▼
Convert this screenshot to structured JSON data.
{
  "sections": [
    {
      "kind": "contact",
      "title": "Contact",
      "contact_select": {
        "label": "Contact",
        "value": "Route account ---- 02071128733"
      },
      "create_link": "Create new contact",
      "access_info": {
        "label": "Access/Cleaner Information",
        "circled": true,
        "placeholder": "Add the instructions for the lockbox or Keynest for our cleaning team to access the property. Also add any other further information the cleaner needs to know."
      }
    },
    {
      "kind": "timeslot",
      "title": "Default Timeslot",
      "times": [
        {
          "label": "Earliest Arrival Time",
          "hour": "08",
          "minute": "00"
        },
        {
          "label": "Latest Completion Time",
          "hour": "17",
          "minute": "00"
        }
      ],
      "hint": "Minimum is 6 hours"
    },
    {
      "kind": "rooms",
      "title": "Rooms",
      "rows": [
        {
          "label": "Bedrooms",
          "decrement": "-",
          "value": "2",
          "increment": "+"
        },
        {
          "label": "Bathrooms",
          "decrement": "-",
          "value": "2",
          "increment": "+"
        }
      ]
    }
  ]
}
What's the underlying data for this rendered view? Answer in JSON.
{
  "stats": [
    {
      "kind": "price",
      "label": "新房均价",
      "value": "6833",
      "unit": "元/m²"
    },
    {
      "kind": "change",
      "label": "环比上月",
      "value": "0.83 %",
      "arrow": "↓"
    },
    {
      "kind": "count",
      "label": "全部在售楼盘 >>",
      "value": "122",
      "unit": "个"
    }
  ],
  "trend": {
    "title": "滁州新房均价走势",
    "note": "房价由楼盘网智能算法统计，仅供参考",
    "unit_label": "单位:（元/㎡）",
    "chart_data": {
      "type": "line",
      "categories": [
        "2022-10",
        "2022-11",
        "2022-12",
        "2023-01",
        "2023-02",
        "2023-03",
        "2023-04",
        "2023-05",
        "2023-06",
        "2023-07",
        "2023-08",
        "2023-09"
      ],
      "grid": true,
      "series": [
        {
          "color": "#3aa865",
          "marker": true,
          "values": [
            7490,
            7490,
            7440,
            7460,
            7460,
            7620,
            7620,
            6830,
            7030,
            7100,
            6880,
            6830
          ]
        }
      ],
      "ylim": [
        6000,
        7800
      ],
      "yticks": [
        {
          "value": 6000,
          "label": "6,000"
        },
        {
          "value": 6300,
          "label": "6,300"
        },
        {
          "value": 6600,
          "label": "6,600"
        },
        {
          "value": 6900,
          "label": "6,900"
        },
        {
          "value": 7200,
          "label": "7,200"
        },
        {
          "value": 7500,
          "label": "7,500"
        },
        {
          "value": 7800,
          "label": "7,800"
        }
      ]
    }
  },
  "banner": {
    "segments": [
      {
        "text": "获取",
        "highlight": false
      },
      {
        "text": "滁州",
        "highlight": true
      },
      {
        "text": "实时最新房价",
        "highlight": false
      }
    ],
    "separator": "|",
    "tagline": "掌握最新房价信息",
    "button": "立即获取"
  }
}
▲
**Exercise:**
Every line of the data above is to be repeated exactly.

**Finished exercise:**
Convert this screenshot to structured JSON data.
{
  "sections": [
    {
      "kind": "contact",
      "title": "Contact",
      "contact_select": {
        "label": "Contact",
        "value": "Route account ---- 02071128733"
      },
      "create_link": "Create new contact",
      "access_info": {
        "label": "Access/Cleaner Information",
        "circled": true,
        "placeholder": "Add the instructions for the lockbox or Keynest for our cleaning team to access the property. Also add any other further information the cleaner needs to know."
      }
    },
    {
      "kind": "timeslot",
      "title": "Default Timeslot",
      "times": [
        {
          "label": "Earliest Arrival Time",
          "hour": "08",
          "minute": "00"
        },
        {
          "label": "Latest Completion Time",
          "hour": "17",
          "minute": "00"
        }
      ],
      "hint": "Minimum is 6 hours"
    },
    {
      "kind": "rooms",
      "title": "Rooms",
      "rows": [
        {
          "label": "Bedrooms",
          "decrement": "-",
          "value": "2",
          "increment": "+"
        },
        {
          "label": "Bathrooms",
          "decrement": "-",
          "value": "2",
          "increment": "+"
        }
      ]
    }
  ]
}
What's the underlying data for this rendered view? Answer in JSON.
{
  "stats": [
    {
      "kind": "price",
      "label": "新房均价",
      "value": "6833",
      "unit": "元/m²"
    },
    {
      "kind": "change",
      "label": "环比上月",
      "value": "0.83 %",
      "arrow": "↓"
    },
    {
      "kind": "count",
      "label": "全部在售楼盘 >>",
      "value": "122",
      "unit": "个"
    }
  ],
  "trend": {
    "title": "滁州新房均价走势",
    "note": "房价由楼盘网智能算法统计，仅供参考",
    "unit_label": "单位:（元/㎡）",
    "chart_data": {
      "type": "line",
      "categories": [
        "2022-10",
        "2022-11",
        "2022-12",
        "2023-01",
        "2023-02",
        "2023-03",
        "2023-04",
        "2023-05",
        "2023-06",
        "2023-07",
        "2023-08",
        "2023-09"
      ],
      "grid": true,
      "series": [
        {
          "color": "#3aa865",
          "marker": true,
          "values": [
            7490,
            7490,
            7440,
            7460,
            7460,
            7620,
            7620,
            6830,
            7030,
            7100,
            6880,
            6830
          ]
        }
      ],
      "ylim": [
        6000,
        7800
      ],
      "yticks": [
        {
          "value": 6000,
          "label": "6,000"
        },
        {
          "value": 6300,
          "label": "6,300"
        },
        {
          "value": 6600,
          "label": "6,600"
        },
        {
          "value": 6900,
          "label": "6,900"
        },
        {
          "value": 7200,
          "label": "7,200"
        },
        {
          "value": 7500,
          "label": "7,500"
        },
        {
          "value": 7800,
          "label": "7,800"
        }
      ]
    }
  },
  "banner": {
    "segments": [
      {
        "text": "获取",
        "highlight": false
      },
      {
        "text": "滁州",
        "highlight": true
      },
      {
        "text": "实时最新房价",
        "highlight": false
      }
    ],
    "separator": "|",
    "tagline": "掌握最新房价信息",
    "button": "立即获取"
  }
}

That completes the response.